Top of Entries supplied

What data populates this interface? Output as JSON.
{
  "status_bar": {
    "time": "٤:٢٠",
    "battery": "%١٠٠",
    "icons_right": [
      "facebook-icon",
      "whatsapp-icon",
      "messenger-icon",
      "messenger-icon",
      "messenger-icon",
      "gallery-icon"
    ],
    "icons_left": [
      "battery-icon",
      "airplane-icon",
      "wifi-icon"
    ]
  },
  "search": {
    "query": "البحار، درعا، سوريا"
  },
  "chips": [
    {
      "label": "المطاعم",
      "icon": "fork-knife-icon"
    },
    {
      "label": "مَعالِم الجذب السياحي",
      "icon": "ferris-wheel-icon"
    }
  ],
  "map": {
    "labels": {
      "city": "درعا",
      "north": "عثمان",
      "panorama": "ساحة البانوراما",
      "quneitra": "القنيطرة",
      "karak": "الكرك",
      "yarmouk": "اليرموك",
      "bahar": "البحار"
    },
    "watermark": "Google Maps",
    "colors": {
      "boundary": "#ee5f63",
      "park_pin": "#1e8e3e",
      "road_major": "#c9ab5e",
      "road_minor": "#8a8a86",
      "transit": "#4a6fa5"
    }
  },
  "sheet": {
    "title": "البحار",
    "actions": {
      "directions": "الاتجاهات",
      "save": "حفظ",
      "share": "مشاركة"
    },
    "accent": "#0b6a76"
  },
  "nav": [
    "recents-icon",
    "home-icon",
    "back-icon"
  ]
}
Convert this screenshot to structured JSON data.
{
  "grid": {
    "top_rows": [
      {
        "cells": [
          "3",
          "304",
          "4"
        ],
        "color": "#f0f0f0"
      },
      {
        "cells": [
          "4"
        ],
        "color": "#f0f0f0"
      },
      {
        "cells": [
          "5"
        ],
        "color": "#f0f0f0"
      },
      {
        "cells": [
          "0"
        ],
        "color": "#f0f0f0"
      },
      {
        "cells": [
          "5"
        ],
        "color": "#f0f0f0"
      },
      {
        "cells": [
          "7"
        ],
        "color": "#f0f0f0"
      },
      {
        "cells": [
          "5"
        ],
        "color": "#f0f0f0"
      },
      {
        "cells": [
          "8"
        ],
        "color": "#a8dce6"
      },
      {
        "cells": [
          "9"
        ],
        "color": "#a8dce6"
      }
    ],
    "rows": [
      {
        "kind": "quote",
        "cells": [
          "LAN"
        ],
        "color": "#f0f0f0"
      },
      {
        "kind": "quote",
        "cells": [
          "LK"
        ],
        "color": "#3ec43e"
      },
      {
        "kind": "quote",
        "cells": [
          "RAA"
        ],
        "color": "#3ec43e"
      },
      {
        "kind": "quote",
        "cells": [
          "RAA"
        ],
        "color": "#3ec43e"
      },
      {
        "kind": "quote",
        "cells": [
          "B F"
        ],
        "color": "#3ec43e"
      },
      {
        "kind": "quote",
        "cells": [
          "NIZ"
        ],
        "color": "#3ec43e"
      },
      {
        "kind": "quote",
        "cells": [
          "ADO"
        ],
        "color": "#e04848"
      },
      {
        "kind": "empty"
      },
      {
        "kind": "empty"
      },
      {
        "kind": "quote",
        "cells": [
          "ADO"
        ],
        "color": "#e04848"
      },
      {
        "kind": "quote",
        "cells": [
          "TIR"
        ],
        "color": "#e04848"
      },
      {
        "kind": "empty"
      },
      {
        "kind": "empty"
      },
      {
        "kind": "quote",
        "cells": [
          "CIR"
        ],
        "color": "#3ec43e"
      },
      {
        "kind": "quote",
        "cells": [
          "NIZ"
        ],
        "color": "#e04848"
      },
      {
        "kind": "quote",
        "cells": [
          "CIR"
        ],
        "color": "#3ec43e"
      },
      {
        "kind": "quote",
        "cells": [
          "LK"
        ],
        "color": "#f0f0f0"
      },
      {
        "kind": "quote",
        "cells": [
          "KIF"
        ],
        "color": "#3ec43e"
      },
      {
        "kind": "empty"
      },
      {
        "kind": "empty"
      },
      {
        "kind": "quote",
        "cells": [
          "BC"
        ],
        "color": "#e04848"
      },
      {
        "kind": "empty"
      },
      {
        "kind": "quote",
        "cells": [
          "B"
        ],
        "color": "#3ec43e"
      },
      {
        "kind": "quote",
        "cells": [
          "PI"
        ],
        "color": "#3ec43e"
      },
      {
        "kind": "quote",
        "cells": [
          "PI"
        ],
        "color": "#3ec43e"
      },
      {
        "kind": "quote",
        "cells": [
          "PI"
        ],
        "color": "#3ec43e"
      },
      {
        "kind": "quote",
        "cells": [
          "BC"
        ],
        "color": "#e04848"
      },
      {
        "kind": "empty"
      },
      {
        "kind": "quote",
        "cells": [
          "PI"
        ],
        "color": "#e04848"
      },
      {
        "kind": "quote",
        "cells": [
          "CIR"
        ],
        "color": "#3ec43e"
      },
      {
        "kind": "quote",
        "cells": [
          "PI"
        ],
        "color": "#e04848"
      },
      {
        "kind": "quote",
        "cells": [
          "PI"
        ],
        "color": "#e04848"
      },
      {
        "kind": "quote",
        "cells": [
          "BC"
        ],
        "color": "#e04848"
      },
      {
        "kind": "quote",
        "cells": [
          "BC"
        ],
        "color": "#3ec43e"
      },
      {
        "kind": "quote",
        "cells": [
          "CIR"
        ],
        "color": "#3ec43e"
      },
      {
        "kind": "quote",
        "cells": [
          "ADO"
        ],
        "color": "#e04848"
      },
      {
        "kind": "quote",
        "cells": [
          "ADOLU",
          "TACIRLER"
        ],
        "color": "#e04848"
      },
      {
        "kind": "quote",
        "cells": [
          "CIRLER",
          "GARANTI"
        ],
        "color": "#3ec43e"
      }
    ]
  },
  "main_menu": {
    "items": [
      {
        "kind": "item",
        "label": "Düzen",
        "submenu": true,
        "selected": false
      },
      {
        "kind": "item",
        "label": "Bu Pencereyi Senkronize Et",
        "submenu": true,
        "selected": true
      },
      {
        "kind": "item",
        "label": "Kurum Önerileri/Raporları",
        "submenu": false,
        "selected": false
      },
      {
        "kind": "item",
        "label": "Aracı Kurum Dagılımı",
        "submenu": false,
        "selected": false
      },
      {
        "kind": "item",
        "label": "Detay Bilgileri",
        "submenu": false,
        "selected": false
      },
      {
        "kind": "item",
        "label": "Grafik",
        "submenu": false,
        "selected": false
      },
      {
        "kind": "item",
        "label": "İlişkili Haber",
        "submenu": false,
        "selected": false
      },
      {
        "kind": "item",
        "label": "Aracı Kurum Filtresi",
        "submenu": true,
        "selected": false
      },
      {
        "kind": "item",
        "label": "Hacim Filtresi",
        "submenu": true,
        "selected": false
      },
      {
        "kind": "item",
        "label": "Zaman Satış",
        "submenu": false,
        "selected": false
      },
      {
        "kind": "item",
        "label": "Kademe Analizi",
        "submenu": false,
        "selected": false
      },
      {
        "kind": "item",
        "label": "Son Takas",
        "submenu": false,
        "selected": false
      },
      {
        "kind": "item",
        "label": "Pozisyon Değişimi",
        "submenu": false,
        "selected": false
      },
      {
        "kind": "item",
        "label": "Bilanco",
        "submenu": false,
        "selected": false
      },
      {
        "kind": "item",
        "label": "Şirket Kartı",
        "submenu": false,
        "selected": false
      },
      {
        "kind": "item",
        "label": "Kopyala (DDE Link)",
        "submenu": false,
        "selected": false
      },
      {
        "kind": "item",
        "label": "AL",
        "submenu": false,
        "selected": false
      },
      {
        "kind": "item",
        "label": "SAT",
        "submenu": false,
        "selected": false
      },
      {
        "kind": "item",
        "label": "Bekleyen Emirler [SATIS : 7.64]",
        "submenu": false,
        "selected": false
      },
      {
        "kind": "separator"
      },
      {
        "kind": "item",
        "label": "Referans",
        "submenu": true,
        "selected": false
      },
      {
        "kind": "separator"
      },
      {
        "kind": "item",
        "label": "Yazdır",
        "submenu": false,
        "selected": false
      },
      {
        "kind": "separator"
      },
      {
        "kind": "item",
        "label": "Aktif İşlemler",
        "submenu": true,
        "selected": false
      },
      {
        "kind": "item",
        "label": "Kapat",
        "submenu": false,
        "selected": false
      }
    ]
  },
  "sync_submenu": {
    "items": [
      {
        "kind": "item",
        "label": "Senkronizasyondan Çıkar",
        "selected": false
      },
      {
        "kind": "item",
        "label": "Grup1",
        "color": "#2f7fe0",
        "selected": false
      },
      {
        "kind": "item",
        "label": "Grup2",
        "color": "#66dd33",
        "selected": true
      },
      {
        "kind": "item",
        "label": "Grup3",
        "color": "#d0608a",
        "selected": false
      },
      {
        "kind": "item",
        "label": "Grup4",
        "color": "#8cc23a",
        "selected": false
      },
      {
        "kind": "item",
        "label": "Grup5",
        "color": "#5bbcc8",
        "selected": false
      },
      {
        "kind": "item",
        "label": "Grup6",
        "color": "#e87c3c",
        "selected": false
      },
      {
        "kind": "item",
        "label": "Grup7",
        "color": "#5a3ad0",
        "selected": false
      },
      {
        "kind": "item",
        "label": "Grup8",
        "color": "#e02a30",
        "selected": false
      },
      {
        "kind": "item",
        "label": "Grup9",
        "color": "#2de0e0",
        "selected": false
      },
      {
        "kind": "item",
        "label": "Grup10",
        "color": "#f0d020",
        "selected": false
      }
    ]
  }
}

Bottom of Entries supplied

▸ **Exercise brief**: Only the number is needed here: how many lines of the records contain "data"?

▸ **Solved problem**: 2